For every record here, output an exact copy.

***** DATA PROVIDED *****

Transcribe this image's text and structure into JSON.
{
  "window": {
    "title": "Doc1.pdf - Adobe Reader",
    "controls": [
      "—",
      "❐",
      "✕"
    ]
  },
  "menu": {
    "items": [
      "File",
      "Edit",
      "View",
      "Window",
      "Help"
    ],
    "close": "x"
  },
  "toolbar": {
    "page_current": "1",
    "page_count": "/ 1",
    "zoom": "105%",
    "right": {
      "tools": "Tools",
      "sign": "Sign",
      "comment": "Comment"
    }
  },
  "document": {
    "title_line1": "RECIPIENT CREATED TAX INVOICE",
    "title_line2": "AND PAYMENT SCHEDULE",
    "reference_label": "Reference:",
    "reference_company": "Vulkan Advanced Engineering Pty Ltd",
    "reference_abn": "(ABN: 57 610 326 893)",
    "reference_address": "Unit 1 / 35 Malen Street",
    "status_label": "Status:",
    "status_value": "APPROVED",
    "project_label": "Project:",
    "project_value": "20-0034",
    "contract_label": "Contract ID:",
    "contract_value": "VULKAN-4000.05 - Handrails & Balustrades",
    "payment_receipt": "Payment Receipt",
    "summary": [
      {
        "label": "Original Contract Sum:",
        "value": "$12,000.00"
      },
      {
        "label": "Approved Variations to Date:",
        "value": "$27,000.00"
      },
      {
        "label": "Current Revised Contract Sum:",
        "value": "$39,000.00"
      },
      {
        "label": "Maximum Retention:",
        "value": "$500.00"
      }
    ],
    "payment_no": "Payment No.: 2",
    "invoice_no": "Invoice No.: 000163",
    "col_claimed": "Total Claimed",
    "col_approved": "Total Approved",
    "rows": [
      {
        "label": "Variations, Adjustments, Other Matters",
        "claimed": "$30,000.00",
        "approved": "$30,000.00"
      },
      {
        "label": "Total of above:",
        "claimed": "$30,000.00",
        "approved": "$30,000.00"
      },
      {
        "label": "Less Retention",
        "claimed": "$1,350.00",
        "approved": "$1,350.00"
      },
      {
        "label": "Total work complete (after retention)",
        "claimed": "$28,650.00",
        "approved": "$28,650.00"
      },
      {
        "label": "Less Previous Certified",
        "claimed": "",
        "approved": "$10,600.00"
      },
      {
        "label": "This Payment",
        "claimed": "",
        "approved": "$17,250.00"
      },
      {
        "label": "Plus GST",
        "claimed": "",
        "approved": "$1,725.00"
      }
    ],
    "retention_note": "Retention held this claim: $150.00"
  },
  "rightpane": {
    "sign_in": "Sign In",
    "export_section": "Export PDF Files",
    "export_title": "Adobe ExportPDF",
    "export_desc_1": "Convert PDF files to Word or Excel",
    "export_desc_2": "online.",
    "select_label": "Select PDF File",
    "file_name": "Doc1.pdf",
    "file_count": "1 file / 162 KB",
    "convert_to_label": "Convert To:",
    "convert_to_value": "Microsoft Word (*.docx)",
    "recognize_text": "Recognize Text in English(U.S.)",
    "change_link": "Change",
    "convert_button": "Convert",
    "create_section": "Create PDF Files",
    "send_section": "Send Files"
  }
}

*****

- _PROBLEM SOLUTION_:
Transcribe this image's text and structure into JSON.
{
  "window": {
    "title": "Doc1.pdf - Adobe Reader",
    "controls": [
      "—",
      "❐",
      "✕"
    ]
  },
  "menu": {
    "items": [
      "File",
      "Edit",
      "View",
      "Window",
      "Help"
    ],
    "close": "x"
  },
  "toolbar": {
    "page_current": "1",
    "page_count": "/ 1",
    "zoom": "105%",
    "right": {
      "tools": "Tools",
      "sign": "Sign",
      "comment": "Comment"
    }
  },
  "document": {
    "title_line1": "RECIPIENT CREATED TAX INVOICE",
    "title_line2": "AND PAYMENT SCHEDULE",
    "reference_label": "Reference:",
    "reference_company": "Vulkan Advanced Engineering Pty Ltd",
    "reference_abn": "(ABN: 57 610 326 893)",
    "reference_address": "Unit 1 / 35 Malen Street",
    "status_label": "Status:",
    "status_value": "APPROVED",
    "project_label": "Project:",
    "project_value": "20-0034",
    "contract_label": "Contract ID:",
    "contract_value": "VULKAN-4000.05 - Handrails & Balustrades",
    "payment_receipt": "Payment Receipt",
    "summary": [
      {
        "label": "Original Contract Sum:",
        "value": "$12,000.00"
      },
      {
        "label": "Approved Variations to Date:",
        "value": "$27,000.00"
      },
      {
        "label": "Current Revised Contract Sum:",
        "value": "$39,000.00"
      },
      {
        "label": "Maximum Retention:",
        "value": "$500.00"
      }
    ],
    "payment_no": "Payment No.: 2",
    "invoice_no": "Invoice No.: 000163",
    "col_claimed": "Total Claimed",
    "col_approved": "Total Approved",
    "rows": [
      {
        "label": "Variations, Adjustments, Other Matters",
        "claimed": "$30,000.00",
        "approved": "$30,000.00"
      },
      {
        "label": "Total of above:",
        "claimed": "$30,000.00",
        "approved": "$30,000.00"
      },
      {
        "label": "Less Retention",
        "claimed": "$1,350.00",
        "approved": "$1,350.00"
      },
      {
        "label": "Total work complete (after retention)",
        "claimed": "$28,650.00",
        "approved": "$28,650.00"
      },
      {
        "label": "Less Previous Certified",
        "claimed": "",
        "approved": "$10,600.00"
      },
      {
        "label": "This Payment",
        "claimed": "",
        "approved": "$17,250.00"
      },
      {
        "label": "Plus GST",
        "claimed": "",
        "approved": "$1,725.00"
      }
    ],
    "retention_note": "Retention held this claim: $150.00"
  },
  "rightpane": {
    "sign_in": "Sign In",
    "export_section": "Export PDF Files",
    "export_title": "Adobe ExportPDF",
    "export_desc_1": "Convert PDF files to Word or Excel",
    "export_desc_2": "online.",
    "select_label": "Select PDF File",
    "file_name": "Doc1.pdf",
    "file_count": "1 file / 162 KB",
    "convert_to_label": "Convert To:",
    "convert_to_value": "Microsoft Word (*.docx)",
    "recognize_text": "Recognize Text in English(U.S.)",
    "change_link": "Change",
    "convert_button": "Convert",
    "create_section": "Create PDF Files",
    "send_section": "Send Files"
  }
}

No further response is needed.